ANSWER: For women like you who have a mutation in the BRCA1 or BRCA2 gene -- genes linked to breast and ovarian cancer -- surgical removal of the breasts can significantly reduce your cancer risk. There’s no clear right or wrong answer about if or when that should be done, however. It is an individual choice for you to make after learning as much as you can about your own situation and carefully considering what you prefer.
Women who have harmful changes, or mutations, in either the BRCA1 or BRCA2 genes have a much higher risk of developing breast or ovarian cancer than other people. Having one of these gene mutations does not mean you’ll definitely get cancer, though. There are a variety of things you can do that may lower your cancer risk.
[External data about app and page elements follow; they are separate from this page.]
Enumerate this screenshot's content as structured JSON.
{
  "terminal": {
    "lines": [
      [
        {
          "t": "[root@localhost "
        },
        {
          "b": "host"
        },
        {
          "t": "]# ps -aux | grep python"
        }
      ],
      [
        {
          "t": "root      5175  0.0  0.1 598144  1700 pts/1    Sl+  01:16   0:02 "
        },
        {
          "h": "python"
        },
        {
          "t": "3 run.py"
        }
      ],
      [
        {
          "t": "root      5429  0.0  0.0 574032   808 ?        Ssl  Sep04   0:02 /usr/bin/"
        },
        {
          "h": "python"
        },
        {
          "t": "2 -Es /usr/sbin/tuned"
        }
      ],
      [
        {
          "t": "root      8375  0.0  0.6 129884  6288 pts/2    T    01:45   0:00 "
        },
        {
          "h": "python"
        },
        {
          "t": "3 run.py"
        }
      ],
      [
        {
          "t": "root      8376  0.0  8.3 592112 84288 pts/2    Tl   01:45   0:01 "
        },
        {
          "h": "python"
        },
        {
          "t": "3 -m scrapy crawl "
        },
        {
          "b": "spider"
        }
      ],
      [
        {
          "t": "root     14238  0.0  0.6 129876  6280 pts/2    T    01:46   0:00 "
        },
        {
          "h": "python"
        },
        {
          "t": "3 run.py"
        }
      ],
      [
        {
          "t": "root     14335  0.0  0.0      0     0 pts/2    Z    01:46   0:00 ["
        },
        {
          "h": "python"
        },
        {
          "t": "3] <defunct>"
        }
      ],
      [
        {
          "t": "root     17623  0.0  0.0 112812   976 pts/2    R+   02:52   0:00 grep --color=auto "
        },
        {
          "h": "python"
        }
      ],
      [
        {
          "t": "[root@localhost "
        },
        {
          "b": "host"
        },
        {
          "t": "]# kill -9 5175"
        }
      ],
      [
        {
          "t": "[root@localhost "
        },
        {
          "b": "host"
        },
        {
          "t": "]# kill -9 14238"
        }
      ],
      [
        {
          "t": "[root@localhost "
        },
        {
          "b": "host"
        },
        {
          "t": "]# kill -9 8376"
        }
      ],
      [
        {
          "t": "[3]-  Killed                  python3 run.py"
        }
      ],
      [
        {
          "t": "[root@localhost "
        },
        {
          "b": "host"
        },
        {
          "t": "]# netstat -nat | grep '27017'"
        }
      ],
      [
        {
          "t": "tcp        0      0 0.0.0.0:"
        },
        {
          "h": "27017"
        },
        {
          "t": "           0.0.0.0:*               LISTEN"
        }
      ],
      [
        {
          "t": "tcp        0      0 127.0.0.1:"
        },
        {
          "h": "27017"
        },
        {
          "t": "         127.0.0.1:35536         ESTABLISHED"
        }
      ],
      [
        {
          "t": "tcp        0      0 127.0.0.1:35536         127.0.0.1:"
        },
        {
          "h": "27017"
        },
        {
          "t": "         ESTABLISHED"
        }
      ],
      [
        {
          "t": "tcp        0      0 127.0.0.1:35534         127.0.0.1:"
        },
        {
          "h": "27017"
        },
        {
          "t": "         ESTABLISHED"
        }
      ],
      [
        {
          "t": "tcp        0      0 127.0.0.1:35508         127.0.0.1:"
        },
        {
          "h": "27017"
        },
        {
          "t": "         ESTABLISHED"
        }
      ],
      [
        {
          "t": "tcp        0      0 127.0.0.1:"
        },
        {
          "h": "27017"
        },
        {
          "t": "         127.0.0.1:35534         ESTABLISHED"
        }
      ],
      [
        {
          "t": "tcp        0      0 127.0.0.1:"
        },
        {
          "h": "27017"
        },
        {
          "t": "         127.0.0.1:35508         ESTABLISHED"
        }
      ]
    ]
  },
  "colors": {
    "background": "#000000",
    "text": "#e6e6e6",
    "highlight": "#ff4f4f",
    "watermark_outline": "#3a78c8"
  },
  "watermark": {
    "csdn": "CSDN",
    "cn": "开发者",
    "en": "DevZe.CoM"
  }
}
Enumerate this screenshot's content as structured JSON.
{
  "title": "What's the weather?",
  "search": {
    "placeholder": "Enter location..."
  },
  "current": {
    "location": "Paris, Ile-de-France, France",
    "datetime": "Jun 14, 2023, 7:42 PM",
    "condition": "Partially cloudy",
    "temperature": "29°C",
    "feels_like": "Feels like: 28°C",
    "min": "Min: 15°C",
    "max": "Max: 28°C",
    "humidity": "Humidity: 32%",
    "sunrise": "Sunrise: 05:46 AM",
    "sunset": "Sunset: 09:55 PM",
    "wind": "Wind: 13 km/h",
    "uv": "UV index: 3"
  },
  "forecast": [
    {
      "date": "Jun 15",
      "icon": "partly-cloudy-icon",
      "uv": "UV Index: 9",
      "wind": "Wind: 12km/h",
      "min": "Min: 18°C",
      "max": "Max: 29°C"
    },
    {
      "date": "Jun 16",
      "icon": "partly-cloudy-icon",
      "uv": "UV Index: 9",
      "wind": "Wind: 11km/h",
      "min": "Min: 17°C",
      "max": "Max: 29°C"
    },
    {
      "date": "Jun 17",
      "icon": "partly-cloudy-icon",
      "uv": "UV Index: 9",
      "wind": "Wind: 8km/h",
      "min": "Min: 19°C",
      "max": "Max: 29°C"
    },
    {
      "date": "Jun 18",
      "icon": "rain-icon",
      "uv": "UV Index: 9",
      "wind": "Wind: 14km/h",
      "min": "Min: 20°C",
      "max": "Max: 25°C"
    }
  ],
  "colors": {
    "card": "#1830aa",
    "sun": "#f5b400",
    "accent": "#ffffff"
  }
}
Surgical removal of healthy breast tissue is one way to reduce your risk and help prevent cancer. This procedure, called prophylactic mastectomy, lowers breast cancer risk by about 90 percent. Surgical removal of healthy fallopian tubes and ovaries, a procedure known as prophylactic salpingo-oophorectomy, can help, too. Salpino-oophorectomy lowers breast cancer risk by 50 percent in premenopausal women and reduces ovarian cancer risk by more than 90 percent in both pre- and postmenopausal women.
But surgery is not the only alternative. Many people who’ve tested positive for the BRCA1 or BRCA2 mutation choose to be part of a high-risk surveillance program rather than having surgery. These programs offer close monitoring, such as having clinical breast exams every six months and mammograms and magnetic resonance imaging (MRI) exams every year. These tests don’t prevent breast cancer, but they may help detect it early. You may also choose to perform monthly breast self-exams to become familiar with the normal texture of your breast tissue. Worrisome breast changes may be easier for you to spot early if you know what’s normal.
Careful monitoring for ovarian cancer usually involves having appointments twice a year that include pelvic exams and transvaginal ultrasound imaging. Blood tests to measure your cancer antigen 125 levels also may be included as part of surveillance for ovarian cancer.
Some prescription medications, such as tamoxifen, may help lower your cancer risk, too. These are not good choices for everyone, though, so talk to your doctor about whether taking one would be appropriate for you. The risk reduction is greater for BRCA2 than BRCA1.
For someone in your situation, a good next step would be to have an in-depth conversation with your doctor about your level of cancer risk and options. Based on that, you can decide what you want to do next. For some people, that may mean having preventive surgery, such as mastectomy. But that’s not the only option.
If you do decide to have surgery at some point, there’s no set age by which it must happen. It should be when it feels right to you. Although not driven by data, many women who choose prophylactic mastectomy often have it a few years earlier than the age at which their family member developed breast cancer.
The bottom line is that you need to be well-informed about your choices, understand how they fit your situation and, based on your preferences, make decisions that are right for you. -- Judy C. Boughey, M.D., Surgery, Mayo Clinic, Rochester, Minn.
(Medical Edge from Mayo Clinic is an educational resource and doesn’t replace regular medical care. E-mail a question to email@example.com. For more information, visit www.mayoclinic.org.)